◆ Material supplied:
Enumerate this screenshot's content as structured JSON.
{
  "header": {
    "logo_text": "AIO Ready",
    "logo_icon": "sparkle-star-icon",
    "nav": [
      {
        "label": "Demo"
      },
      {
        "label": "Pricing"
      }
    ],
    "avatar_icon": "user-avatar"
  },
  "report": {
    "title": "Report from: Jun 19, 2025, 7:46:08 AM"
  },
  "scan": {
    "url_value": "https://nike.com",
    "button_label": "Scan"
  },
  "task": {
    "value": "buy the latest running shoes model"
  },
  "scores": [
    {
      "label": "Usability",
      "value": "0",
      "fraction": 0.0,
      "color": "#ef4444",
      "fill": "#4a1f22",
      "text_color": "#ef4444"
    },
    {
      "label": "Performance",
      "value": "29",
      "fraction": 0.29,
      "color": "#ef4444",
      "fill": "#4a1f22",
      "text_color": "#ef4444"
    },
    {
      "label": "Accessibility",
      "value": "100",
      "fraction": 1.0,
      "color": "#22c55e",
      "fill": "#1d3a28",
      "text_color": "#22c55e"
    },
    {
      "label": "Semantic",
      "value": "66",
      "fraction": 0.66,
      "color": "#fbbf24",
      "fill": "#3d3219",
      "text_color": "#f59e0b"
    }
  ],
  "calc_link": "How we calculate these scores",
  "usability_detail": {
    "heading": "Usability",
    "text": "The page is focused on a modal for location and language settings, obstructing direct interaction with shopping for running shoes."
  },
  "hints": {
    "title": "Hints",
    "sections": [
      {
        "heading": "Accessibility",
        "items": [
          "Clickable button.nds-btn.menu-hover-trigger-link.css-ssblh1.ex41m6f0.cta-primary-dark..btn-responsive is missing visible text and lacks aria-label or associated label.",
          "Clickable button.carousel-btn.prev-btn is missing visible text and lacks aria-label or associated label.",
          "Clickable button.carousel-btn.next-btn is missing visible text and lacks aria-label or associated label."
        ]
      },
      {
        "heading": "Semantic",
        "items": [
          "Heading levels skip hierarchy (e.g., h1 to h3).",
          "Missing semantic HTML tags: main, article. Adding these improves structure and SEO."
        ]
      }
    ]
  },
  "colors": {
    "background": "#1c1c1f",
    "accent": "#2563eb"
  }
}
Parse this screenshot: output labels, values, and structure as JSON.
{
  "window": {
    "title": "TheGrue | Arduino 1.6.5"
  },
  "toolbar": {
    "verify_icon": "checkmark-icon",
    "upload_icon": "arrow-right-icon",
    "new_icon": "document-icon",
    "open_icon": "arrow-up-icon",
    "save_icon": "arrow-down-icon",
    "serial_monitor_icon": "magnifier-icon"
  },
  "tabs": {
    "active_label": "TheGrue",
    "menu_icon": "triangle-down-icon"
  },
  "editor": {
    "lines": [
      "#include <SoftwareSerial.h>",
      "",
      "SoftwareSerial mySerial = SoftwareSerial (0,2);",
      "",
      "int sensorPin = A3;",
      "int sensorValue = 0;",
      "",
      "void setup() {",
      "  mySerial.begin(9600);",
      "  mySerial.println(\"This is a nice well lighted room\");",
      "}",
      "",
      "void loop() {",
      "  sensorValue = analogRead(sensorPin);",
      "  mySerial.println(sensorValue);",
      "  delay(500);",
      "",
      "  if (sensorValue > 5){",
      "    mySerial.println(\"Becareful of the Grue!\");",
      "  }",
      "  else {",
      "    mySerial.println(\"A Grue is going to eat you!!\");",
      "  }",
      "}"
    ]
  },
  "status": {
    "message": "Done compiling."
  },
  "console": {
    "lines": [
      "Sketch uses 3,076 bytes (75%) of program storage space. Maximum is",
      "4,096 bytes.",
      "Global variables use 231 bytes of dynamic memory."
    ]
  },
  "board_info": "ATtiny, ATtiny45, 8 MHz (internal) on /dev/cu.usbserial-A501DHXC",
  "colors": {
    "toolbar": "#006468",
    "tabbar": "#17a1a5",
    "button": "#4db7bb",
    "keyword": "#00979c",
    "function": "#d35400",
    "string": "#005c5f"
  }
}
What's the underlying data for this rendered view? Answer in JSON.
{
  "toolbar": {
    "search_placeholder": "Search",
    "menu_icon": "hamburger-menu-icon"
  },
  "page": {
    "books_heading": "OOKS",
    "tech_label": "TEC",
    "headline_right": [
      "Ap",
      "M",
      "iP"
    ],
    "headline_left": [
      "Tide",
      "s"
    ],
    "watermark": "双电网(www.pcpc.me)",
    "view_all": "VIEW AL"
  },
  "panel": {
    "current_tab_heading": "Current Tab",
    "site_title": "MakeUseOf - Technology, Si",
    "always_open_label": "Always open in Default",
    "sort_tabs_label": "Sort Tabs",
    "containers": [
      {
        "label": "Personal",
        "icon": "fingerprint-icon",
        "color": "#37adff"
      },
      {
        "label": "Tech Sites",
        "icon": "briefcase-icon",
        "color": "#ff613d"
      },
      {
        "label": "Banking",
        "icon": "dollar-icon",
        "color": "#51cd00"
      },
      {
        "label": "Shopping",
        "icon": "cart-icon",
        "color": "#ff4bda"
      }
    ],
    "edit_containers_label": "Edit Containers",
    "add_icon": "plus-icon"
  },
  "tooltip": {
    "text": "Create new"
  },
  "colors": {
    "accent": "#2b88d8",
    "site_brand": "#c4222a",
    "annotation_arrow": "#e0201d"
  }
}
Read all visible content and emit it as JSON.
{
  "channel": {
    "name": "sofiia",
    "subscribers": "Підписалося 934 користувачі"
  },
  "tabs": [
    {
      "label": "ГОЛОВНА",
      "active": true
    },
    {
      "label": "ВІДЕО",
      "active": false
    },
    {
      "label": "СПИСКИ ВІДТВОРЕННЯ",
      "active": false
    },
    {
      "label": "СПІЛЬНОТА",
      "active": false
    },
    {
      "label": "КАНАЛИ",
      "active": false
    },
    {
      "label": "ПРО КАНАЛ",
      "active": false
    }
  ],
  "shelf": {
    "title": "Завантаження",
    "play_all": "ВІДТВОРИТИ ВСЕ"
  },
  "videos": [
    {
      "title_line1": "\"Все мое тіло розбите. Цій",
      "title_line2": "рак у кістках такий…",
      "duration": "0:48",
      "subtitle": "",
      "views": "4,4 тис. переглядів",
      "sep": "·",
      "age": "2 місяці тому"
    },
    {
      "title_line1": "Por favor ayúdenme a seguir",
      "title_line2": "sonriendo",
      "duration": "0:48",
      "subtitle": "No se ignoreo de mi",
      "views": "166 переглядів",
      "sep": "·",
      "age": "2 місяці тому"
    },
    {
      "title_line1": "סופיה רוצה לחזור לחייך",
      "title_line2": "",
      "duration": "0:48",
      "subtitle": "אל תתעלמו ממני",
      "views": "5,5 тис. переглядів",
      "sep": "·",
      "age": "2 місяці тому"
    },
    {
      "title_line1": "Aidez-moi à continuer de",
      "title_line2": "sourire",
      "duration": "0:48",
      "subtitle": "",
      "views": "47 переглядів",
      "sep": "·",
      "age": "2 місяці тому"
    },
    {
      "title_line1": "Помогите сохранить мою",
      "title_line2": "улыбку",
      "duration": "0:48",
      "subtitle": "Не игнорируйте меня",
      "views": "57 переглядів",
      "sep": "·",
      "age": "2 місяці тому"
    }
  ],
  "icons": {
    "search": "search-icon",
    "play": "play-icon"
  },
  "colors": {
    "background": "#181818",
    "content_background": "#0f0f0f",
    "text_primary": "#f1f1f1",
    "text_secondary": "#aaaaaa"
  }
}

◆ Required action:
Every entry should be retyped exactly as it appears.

◆ Completed exercise:
Enumerate this screenshot's content as structured JSON.
{
  "header": {
    "logo_text": "AIO Ready",
    "logo_icon": "sparkle-star-icon",
    "nav": [
      {
        "label": "Demo"
      },
      {
        "label": "Pricing"
      }
    ],
    "avatar_icon": "user-avatar"
  },
  "report": {
    "title": "Report from: Jun 19, 2025, 7:46:08 AM"
  },
  "scan": {
    "url_value": "https://nike.com",
    "button_label": "Scan"
  },
  "task": {
    "value": "buy the latest running shoes model"
  },
  "scores": [
    {
      "label": "Usability",
      "value": "0",
      "fraction": 0.0,
      "color": "#ef4444",
      "fill": "#4a1f22",
      "text_color": "#ef4444"
    },
    {
      "label": "Performance",
      "value": "29",
      "fraction": 0.29,
      "color": "#ef4444",
      "fill": "#4a1f22",
      "text_color": "#ef4444"
    },
    {
      "label": "Accessibility",
      "value": "100",
      "fraction": 1.0,
      "color": "#22c55e",
      "fill": "#1d3a28",
      "text_color": "#22c55e"
    },
    {
      "label": "Semantic",
      "value": "66",
      "fraction": 0.66,
      "color": "#fbbf24",
      "fill": "#3d3219",
      "text_color": "#f59e0b"
    }
  ],
  "calc_link": "How we calculate these scores",
  "usability_detail": {
    "heading": "Usability",
    "text": "The page is focused on a modal for location and language settings, obstructing direct interaction with shopping for running shoes."
  },
  "hints": {
    "title": "Hints",
    "sections": [
      {
        "heading": "Accessibility",
        "items": [
          "Clickable button.nds-btn.menu-hover-trigger-link.css-ssblh1.ex41m6f0.cta-primary-dark..btn-responsive is missing visible text and lacks aria-label or associated label.",
          "Clickable button.carousel-btn.prev-btn is missing visible text and lacks aria-label or associated label.",
          "Clickable button.carousel-btn.next-btn is missing visible text and lacks aria-label or associated label."
        ]
      },
      {
        "heading": "Semantic",
        "items": [
          "Heading levels skip hierarchy (e.g., h1 to h3).",
          "Missing semantic HTML tags: main, article. Adding these improves structure and SEO."
        ]
      }
    ]
  },
  "colors": {
    "background": "#1c1c1f",
    "accent": "#2563eb"
  }
}
Parse this screenshot: output labels, values, and structure as JSON.
{
  "window": {
    "title": "TheGrue | Arduino 1.6.5"
  },
  "toolbar": {
    "verify_icon": "checkmark-icon",
    "upload_icon": "arrow-right-icon",
    "new_icon": "document-icon",
    "open_icon": "arrow-up-icon",
    "save_icon": "arrow-down-icon",
    "serial_monitor_icon": "magnifier-icon"
  },
  "tabs": {
    "active_label": "TheGrue",
    "menu_icon": "triangle-down-icon"
  },
  "editor": {
    "lines": [
      "#include <SoftwareSerial.h>",
      "",
      "SoftwareSerial mySerial = SoftwareSerial (0,2);",
      "",
      "int sensorPin = A3;",
      "int sensorValue = 0;",
      "",
      "void setup() {",
      "  mySerial.begin(9600);",
      "  mySerial.println(\"This is a nice well lighted room\");",
      "}",
      "",
      "void loop() {",
      "  sensorValue = analogRead(sensorPin);",
      "  mySerial.println(sensorValue);",
      "  delay(500);",
      "",
      "  if (sensorValue > 5){",
      "    mySerial.println(\"Becareful of the Grue!\");",
      "  }",
      "  else {",
      "    mySerial.println(\"A Grue is going to eat you!!\");",
      "  }",
      "}"
    ]
  },
  "status": {
    "message": "Done compiling."
  },
  "console": {
    "lines": [
      "Sketch uses 3,076 bytes (75%) of program storage space. Maximum is",
      "4,096 bytes.",
      "Global variables use 231 bytes of dynamic memory."
    ]
  },
  "board_info": "ATtiny, ATtiny45, 8 MHz (internal) on /dev/cu.usbserial-A501DHXC",
  "colors": {
    "toolbar": "#006468",
    "tabbar": "#17a1a5",
    "button": "#4db7bb",
    "keyword": "#00979c",
    "function": "#d35400",
    "string": "#005c5f"
  }
}
What's the underlying data for this rendered view? Answer in JSON.
{
  "toolbar": {
    "search_placeholder": "Search",
    "menu_icon": "hamburger-menu-icon"
  },
  "page": {
    "books_heading": "OOKS",
    "tech_label": "TEC",
    "headline_right": [
      "Ap",
      "M",
      "iP"
    ],
    "headline_left": [
      "Tide",
      "s"
    ],
    "watermark": "双电网(www.pcpc.me)",
    "view_all": "VIEW AL"
  },
  "panel": {
    "current_tab_heading": "Current Tab",
    "site_title": "MakeUseOf - Technology, Si",
    "always_open_label": "Always open in Default",
    "sort_tabs_label": "Sort Tabs",
    "containers": [
      {
        "label": "Personal",
        "icon": "fingerprint-icon",
        "color": "#37adff"
      },
      {
        "label": "Tech Sites",
        "icon": "briefcase-icon",
        "color": "#ff613d"
      },
      {
        "label": "Banking",
        "icon": "dollar-icon",
        "color": "#51cd00"
      },
      {
        "label": "Shopping",
        "icon": "cart-icon",
        "color": "#ff4bda"
      }
    ],
    "edit_containers_label": "Edit Containers",
    "add_icon": "plus-icon"
  },
  "tooltip": {
    "text": "Create new"
  },
  "colors": {
    "accent": "#2b88d8",
    "site_brand": "#c4222a",
    "annotation_arrow": "#e0201d"
  }
}
Read all visible content and emit it as JSON.
{
  "channel": {
    "name": "sofiia",
    "subscribers": "Підписалося 934 користувачі"
  },
  "tabs": [
    {
      "label": "ГОЛОВНА",
      "active": true
    },
    {
      "label": "ВІДЕО",
      "active": false
    },
    {
      "label": "СПИСКИ ВІДТВОРЕННЯ",
      "active": false
    },
    {
      "label": "СПІЛЬНОТА",
      "active": false
    },
    {
      "label": "КАНАЛИ",
      "active": false
    },
    {
      "label": "ПРО КАНАЛ",
      "active": false
    }
  ],
  "shelf": {
    "title": "Завантаження",
    "play_all": "ВІДТВОРИТИ ВСЕ"
  },
  "videos": [
    {
      "title_line1": "\"Все мое тіло розбите. Цій",
      "title_line2": "рак у кістках такий…",
      "duration": "0:48",
      "subtitle": "",
      "views": "4,4 тис. переглядів",
      "sep": "·",
      "age": "2 місяці тому"
    },
    {
      "title_line1": "Por favor ayúdenme a seguir",
      "title_line2": "sonriendo",
      "duration": "0:48",
      "subtitle": "No se ignoreo de mi",
      "views": "166 переглядів",
      "sep": "·",
      "age": "2 місяці тому"
    },
    {
      "title_line1": "סופיה רוצה לחזור לחייך",
      "title_line2": "",
      "duration": "0:48",
      "subtitle": "אל תתעלמו ממני",
      "views": "5,5 тис. переглядів",
      "sep": "·",
      "age": "2 місяці тому"
    },
    {
      "title_line1": "Aidez-moi à continuer de",
      "title_line2": "sourire",
      "duration": "0:48",
      "subtitle": "",
      "views": "47 переглядів",
      "sep": "·",
      "age": "2 місяці тому"
    },
    {
      "title_line1": "Помогите сохранить мою",
      "title_line2": "улыбку",
      "duration": "0:48",
      "subtitle": "Не игнорируйте меня",
      "views": "57 переглядів",
      "sep": "·",
      "age": "2 місяці тому"
    }
  ],
  "icons": {
    "search": "search-icon",
    "play": "play-icon"
  },
  "colors": {
    "background": "#181818",
    "content_background": "#0f0f0f",
    "text_primary": "#f1f1f1",
    "text_secondary": "#aaaaaa"
  }
}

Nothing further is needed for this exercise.